● Problem details: Using the listing, copy each whole line that features "image".
(Beginning of Exercise materials)
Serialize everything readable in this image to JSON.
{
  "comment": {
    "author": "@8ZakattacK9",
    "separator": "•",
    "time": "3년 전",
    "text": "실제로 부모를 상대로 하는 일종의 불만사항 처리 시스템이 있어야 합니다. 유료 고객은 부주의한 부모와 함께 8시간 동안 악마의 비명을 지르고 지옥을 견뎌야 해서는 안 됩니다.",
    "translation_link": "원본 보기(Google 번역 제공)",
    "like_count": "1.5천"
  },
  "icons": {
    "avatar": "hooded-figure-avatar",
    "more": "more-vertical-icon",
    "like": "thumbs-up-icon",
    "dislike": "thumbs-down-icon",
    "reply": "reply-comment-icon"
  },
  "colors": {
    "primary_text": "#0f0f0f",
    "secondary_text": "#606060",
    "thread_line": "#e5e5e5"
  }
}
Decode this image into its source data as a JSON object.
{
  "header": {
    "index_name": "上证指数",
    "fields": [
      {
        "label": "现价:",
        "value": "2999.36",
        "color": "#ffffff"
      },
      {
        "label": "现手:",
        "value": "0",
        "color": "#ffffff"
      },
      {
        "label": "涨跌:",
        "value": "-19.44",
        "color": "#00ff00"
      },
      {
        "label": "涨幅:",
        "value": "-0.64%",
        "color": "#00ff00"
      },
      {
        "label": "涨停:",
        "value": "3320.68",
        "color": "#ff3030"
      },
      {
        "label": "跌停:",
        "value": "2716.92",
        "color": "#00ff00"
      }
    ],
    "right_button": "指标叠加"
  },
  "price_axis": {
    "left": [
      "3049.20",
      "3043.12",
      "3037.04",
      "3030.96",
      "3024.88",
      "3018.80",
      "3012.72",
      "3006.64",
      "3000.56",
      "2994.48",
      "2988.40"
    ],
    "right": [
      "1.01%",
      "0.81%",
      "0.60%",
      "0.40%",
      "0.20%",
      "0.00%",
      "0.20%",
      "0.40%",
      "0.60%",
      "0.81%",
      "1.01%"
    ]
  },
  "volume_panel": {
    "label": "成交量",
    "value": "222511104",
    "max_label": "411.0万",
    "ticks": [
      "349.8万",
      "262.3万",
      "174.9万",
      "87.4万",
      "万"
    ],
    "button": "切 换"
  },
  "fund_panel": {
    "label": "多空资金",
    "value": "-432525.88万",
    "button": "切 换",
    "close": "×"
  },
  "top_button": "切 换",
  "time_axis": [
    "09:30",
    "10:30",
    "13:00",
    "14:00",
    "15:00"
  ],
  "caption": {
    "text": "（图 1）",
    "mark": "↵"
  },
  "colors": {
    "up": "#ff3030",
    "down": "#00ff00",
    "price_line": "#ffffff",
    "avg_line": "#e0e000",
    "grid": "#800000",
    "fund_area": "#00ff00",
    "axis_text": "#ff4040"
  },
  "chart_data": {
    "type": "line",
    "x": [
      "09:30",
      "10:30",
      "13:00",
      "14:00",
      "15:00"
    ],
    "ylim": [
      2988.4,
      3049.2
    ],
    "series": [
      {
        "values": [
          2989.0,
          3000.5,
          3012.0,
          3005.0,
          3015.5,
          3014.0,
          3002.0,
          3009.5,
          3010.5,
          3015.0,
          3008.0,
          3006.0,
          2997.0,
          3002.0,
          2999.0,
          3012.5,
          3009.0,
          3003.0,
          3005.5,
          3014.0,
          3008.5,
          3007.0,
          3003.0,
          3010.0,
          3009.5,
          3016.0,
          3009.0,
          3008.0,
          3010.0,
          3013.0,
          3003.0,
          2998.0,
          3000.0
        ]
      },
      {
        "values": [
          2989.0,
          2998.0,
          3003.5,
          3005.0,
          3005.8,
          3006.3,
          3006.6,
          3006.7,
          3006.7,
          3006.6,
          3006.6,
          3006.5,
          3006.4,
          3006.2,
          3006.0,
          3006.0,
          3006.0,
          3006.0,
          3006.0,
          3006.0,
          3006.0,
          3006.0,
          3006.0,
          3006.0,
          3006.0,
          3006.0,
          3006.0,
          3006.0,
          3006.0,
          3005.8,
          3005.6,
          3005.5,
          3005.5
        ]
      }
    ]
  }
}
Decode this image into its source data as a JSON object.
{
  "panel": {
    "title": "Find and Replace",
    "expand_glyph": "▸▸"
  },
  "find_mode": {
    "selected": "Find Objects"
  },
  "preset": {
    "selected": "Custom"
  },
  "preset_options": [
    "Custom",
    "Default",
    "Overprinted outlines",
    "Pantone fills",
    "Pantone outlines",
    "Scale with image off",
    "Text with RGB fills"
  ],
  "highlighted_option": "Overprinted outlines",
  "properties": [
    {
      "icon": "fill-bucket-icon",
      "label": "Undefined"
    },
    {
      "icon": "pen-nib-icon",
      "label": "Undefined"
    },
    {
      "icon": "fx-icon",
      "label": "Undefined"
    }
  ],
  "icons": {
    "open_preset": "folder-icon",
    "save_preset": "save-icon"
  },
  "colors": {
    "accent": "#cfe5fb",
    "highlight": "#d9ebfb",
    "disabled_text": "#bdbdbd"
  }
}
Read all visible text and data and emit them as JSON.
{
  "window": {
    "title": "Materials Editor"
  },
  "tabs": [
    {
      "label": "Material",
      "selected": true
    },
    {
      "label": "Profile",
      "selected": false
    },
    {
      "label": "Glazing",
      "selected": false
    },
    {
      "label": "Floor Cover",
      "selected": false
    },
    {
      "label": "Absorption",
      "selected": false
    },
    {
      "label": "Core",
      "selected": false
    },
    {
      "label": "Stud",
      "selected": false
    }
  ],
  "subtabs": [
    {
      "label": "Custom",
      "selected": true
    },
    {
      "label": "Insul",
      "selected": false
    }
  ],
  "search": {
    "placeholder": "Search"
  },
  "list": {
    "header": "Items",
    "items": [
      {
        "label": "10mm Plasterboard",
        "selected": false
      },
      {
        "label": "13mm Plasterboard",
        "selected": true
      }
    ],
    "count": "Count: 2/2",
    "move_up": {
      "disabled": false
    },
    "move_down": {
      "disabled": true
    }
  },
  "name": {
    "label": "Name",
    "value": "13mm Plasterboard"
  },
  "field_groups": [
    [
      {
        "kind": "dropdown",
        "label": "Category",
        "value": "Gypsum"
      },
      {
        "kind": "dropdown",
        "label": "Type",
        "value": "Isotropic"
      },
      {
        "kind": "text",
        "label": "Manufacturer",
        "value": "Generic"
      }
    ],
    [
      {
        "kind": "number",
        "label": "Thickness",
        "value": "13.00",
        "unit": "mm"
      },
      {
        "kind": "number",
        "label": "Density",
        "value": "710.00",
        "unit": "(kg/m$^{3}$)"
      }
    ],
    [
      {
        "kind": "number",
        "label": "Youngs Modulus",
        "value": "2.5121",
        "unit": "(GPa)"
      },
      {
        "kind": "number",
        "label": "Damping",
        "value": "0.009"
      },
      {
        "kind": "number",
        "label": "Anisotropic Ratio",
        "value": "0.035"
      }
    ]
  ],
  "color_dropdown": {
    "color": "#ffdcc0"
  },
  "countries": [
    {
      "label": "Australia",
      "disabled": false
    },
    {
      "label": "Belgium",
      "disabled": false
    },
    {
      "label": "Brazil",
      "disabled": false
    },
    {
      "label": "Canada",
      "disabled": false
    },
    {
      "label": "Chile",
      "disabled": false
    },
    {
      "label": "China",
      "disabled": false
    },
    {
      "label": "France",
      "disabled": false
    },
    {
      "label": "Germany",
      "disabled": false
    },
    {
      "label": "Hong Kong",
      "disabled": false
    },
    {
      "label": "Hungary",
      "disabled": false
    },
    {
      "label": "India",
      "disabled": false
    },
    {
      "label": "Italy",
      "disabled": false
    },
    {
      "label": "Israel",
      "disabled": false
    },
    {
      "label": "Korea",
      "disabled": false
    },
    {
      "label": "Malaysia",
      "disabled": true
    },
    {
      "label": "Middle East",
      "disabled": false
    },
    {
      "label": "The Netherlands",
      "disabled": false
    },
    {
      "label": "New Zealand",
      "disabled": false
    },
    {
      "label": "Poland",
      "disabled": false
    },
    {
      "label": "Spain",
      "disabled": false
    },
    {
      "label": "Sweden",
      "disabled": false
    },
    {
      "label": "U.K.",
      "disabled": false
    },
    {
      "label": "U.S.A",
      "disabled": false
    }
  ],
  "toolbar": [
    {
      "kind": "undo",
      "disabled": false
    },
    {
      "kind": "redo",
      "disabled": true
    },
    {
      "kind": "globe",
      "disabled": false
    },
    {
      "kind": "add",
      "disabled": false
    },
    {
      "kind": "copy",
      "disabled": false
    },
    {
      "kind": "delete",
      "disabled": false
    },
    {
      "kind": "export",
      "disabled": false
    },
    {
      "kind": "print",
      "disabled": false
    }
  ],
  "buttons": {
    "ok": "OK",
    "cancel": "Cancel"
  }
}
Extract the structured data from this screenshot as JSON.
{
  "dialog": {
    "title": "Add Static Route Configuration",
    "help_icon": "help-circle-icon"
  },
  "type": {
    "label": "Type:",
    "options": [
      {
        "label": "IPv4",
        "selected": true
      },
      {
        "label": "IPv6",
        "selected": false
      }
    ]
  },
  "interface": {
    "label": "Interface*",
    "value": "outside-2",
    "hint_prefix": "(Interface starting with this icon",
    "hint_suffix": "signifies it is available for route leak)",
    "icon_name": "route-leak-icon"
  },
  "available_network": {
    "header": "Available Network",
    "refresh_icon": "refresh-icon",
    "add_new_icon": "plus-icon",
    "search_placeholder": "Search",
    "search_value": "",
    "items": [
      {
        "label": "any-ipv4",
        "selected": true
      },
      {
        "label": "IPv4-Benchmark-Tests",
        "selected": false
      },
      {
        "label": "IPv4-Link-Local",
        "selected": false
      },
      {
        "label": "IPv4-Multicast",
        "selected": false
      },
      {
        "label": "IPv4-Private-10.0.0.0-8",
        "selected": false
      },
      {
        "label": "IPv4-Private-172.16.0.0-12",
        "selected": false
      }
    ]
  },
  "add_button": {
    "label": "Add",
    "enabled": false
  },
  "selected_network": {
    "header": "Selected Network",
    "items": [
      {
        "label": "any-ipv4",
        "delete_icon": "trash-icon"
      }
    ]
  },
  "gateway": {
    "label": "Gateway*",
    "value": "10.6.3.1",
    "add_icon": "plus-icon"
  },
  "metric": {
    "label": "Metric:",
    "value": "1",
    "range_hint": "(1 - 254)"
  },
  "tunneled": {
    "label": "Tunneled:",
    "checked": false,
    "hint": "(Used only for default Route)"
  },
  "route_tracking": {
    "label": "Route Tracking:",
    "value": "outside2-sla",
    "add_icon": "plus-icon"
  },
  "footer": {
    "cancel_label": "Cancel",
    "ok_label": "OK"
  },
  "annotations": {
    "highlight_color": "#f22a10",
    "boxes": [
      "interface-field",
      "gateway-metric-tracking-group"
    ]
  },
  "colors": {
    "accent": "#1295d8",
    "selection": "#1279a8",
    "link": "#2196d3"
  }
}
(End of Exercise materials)
● Task response:
Serialize everything readable in this image to JSON.
Decode this image into its source data as a JSON object.
Decode this image into its source data as a JSON object.
    "Scale with image off",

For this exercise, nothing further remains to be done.